I feel like I’ve spent a lifetime defending my dad. And I’ll tell you what I always say: he’s an incredibly spiritual and well-balanced guy. My parents are still together. They didn’t really go to many parties when I was growing up. I never witnessed people doing cocaine, heroin or drugs of that ilk. The Thumbelina acid trip wasn’t the norm. Back in the 60’s and early 70’s, doing drugs, to them, was an act of revolution. But my father has always worked out and eaten healthy. The whole pot-smoking icon is, really, just a persona. Yes, he’s smoked pot my whole life. But the dopey pothead character is something he created.
In February of 2003, the DEA raided my parents’ house as part of Ashcroft’s Operation Pipe Dreams. My entrepreneurial brother, Paris, had a waterpipe business and one of his sales staff unknowingly sold and shipped a bong to a fictitious head shop (set up by the DEA) in Beaver Falls, Pennsylvania. I know it sounds like the B plot to a Cheech and Chong movie, but it really happened.

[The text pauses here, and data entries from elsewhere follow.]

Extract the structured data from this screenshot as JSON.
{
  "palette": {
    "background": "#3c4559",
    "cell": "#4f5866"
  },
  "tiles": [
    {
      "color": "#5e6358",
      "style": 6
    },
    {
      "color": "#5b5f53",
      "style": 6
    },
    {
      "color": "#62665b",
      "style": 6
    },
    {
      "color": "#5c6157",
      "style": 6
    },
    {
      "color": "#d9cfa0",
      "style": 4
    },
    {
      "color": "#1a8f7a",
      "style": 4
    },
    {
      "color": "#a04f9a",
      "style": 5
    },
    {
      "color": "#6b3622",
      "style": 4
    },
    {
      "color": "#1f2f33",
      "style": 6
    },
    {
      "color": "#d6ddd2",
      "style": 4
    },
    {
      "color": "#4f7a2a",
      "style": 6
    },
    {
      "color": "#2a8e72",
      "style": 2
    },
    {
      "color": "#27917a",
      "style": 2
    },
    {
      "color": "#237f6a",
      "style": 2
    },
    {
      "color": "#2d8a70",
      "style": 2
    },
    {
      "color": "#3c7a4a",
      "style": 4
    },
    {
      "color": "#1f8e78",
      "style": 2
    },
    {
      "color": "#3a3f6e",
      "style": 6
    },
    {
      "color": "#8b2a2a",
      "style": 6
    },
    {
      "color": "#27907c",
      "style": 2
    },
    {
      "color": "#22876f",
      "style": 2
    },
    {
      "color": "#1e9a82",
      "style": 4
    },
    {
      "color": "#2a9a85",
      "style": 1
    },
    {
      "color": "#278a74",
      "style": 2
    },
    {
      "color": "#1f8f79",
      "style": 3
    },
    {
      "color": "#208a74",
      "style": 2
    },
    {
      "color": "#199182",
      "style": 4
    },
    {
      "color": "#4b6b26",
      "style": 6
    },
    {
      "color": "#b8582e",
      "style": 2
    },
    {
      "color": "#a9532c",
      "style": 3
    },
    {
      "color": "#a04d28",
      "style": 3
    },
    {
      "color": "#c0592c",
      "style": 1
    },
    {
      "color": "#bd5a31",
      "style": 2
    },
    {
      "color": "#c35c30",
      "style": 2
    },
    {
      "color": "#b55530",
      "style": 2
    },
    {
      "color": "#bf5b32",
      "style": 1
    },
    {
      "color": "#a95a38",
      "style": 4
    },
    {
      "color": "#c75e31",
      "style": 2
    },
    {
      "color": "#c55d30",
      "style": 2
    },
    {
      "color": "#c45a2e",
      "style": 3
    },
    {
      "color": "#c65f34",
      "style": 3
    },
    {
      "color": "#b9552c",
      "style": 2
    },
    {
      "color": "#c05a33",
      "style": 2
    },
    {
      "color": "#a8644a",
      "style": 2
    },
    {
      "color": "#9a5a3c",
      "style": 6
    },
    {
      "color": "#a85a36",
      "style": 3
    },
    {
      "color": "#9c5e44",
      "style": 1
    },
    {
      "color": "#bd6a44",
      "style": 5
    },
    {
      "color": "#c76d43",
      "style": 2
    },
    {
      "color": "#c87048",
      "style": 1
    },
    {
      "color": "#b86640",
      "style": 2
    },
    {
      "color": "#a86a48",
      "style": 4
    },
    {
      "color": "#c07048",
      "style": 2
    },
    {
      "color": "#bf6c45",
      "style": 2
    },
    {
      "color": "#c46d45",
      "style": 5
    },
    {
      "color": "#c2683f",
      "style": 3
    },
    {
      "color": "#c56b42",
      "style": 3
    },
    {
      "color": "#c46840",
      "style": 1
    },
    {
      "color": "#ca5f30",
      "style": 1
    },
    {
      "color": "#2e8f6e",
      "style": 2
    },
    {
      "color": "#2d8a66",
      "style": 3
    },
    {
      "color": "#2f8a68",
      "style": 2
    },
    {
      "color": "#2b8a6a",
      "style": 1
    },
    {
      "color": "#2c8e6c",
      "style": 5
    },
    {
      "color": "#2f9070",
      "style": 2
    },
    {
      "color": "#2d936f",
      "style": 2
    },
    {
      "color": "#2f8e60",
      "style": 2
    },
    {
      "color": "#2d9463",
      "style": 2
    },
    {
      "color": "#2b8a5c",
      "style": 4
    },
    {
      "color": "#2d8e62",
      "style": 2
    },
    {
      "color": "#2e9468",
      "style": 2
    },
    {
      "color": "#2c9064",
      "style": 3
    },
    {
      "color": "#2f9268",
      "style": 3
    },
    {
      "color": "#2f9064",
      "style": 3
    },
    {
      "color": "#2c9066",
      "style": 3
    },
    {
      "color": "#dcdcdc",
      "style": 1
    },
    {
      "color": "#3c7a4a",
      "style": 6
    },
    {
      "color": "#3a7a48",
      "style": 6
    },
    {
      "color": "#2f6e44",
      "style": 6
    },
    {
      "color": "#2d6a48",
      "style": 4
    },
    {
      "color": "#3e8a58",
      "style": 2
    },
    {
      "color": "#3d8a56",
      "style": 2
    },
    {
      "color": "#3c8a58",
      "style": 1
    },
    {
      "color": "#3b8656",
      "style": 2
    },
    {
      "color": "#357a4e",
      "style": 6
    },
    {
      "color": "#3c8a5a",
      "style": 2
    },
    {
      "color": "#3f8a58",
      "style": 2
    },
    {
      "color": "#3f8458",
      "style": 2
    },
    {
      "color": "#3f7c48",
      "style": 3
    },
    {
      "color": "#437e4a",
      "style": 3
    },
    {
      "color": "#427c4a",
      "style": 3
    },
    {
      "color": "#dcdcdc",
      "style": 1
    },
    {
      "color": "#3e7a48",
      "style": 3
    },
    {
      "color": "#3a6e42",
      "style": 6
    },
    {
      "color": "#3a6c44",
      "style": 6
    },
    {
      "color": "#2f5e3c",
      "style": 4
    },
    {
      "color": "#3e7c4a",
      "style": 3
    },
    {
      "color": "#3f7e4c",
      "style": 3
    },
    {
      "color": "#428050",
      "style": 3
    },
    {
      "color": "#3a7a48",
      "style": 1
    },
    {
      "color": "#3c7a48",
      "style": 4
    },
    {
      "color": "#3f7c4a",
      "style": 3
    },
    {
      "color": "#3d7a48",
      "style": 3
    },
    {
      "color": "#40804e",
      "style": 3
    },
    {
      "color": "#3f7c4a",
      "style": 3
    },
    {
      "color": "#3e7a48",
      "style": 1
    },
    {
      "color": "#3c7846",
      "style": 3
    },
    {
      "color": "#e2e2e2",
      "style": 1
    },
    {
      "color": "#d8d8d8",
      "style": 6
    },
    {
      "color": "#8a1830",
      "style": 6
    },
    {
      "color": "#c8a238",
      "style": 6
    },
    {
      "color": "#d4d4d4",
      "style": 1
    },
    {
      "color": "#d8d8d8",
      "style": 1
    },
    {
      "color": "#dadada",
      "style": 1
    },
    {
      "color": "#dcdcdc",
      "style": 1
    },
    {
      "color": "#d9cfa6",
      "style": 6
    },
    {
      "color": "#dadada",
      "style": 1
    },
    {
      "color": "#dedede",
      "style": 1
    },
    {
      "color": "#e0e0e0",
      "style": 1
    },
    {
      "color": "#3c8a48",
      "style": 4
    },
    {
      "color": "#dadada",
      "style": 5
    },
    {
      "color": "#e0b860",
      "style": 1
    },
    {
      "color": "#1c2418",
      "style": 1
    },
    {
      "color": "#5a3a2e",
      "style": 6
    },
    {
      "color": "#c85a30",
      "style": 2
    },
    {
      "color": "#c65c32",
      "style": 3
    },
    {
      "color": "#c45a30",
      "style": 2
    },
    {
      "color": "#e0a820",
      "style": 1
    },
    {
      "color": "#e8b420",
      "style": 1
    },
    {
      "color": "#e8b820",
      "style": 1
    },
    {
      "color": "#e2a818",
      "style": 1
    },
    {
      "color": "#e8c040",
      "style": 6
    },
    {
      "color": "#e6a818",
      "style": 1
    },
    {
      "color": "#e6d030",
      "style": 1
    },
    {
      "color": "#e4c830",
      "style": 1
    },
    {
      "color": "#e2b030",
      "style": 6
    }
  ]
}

Even though stores sell bongs, there’s a federal law that makes selling drug paraphernalia illegal and each state has their own individual laws.
My mother and father were investors in my brother’s business and the morning of the raid, the DEA told my father that if he pled guilty, my brother and my mother would not be charged. We thought he would get house arrest but they sentenced him to nine months in prison and the opposing lawyer stated that my dad had made his fortune "glamorizing the illegal use and distribution of marijuana and trivializing law-enforcement efforts to combat drug use.” We were blindsided by the verdict.
My attitude about being the daughter of a drug icon changed when my dad went to prison. I realized that you should not mess with the federal government and that “following the rules” and “being good” gets you nowhere. He had not been treated fairly. The US government spent millions of dollars on Operation Pipe Dreams, which coincidentally, happened alongside Operation Iraqi Freedom. Disillusioned is too mild a word to describe how I felt. I was incensed.